(Work item):
Give the listing again word for word, excluding the pictures it contains.

(Task data):

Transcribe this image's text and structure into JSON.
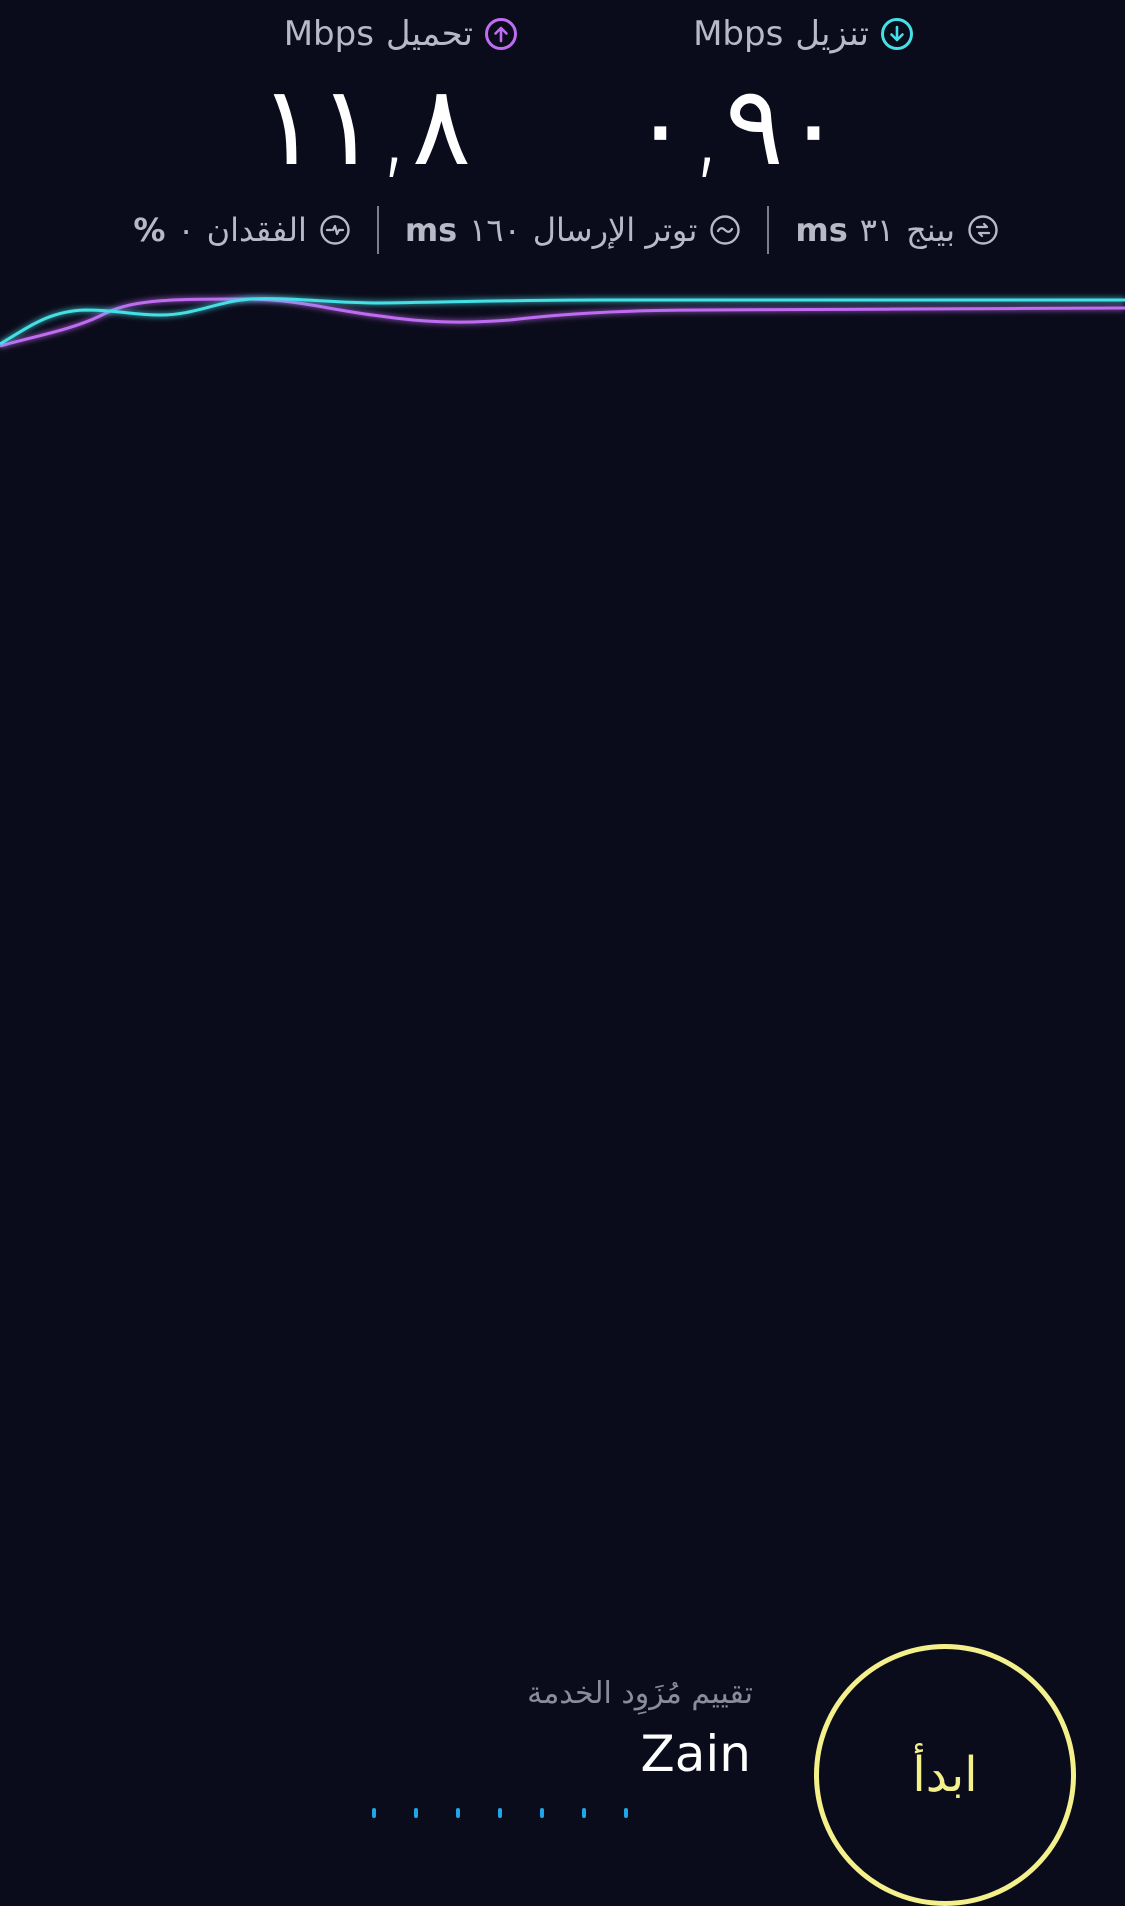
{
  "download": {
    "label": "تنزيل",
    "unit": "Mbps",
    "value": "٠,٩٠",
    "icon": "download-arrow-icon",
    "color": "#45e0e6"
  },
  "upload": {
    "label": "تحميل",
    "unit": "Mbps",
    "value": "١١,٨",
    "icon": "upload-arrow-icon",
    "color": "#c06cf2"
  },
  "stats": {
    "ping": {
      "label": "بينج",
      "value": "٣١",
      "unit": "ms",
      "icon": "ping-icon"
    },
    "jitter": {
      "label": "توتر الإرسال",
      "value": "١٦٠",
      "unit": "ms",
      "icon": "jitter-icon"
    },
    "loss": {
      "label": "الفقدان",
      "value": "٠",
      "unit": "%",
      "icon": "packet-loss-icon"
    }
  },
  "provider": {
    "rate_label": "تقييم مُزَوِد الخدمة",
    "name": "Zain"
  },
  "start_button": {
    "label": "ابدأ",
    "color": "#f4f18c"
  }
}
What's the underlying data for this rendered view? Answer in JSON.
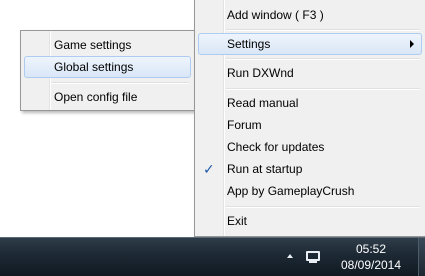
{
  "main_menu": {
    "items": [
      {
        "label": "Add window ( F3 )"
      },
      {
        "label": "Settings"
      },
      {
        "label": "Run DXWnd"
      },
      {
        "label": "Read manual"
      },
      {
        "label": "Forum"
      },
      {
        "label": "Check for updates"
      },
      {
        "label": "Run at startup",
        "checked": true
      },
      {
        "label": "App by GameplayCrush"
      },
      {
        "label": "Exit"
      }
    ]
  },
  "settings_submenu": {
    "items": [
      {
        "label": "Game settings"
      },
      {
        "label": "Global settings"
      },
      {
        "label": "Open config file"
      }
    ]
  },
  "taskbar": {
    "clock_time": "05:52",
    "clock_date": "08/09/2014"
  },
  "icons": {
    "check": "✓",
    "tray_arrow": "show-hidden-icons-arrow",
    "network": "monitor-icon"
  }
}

(Response):
Transcribe this image's text and structure into JSON.
{
  "download": {
    "label": "تنزيل",
    "unit": "Mbps",
    "value": "٠,٩٠",
    "icon": "download-arrow-icon",
    "color": "#45e0e6"
  },
  "upload": {
    "label": "تحميل",
    "unit": "Mbps",
    "value": "١١,٨",
    "icon": "upload-arrow-icon",
    "color": "#c06cf2"
  },
  "stats": {
    "ping": {
      "label": "بينج",
      "value": "٣١",
      "unit": "ms",
      "icon": "ping-icon"
    },
    "jitter": {
      "label": "توتر الإرسال",
      "value": "١٦٠",
      "unit": "ms",
      "icon": "jitter-icon"
    },
    "loss": {
      "label": "الفقدان",
      "value": "٠",
      "unit": "%",
      "icon": "packet-loss-icon"
    }
  },
  "provider": {
    "rate_label": "تقييم مُزَوِد الخدمة",
    "name": "Zain"
  },
  "start_button": {
    "label": "ابدأ",
    "color": "#f4f18c"
  }
}
What's the underlying data for this rendered view? Answer in JSON.
{
  "main_menu": {
    "items": [
      {
        "label": "Add window ( F3 )"
      },
      {
        "label": "Settings"
      },
      {
        "label": "Run DXWnd"
      },
      {
        "label": "Read manual"
      },
      {
        "label": "Forum"
      },
      {
        "label": "Check for updates"
      },
      {
        "label": "Run at startup",
        "checked": true
      },
      {
        "label": "App by GameplayCrush"
      },
      {
        "label": "Exit"
      }
    ]
  },
  "settings_submenu": {
    "items": [
      {
        "label": "Game settings"
      },
      {
        "label": "Global settings"
      },
      {
        "label": "Open config file"
      }
    ]
  },
  "taskbar": {
    "clock_time": "05:52",
    "clock_date": "08/09/2014"
  },
  "icons": {
    "check": "✓",
    "tray_arrow": "show-hidden-icons-arrow",
    "network": "monitor-icon"
  }
}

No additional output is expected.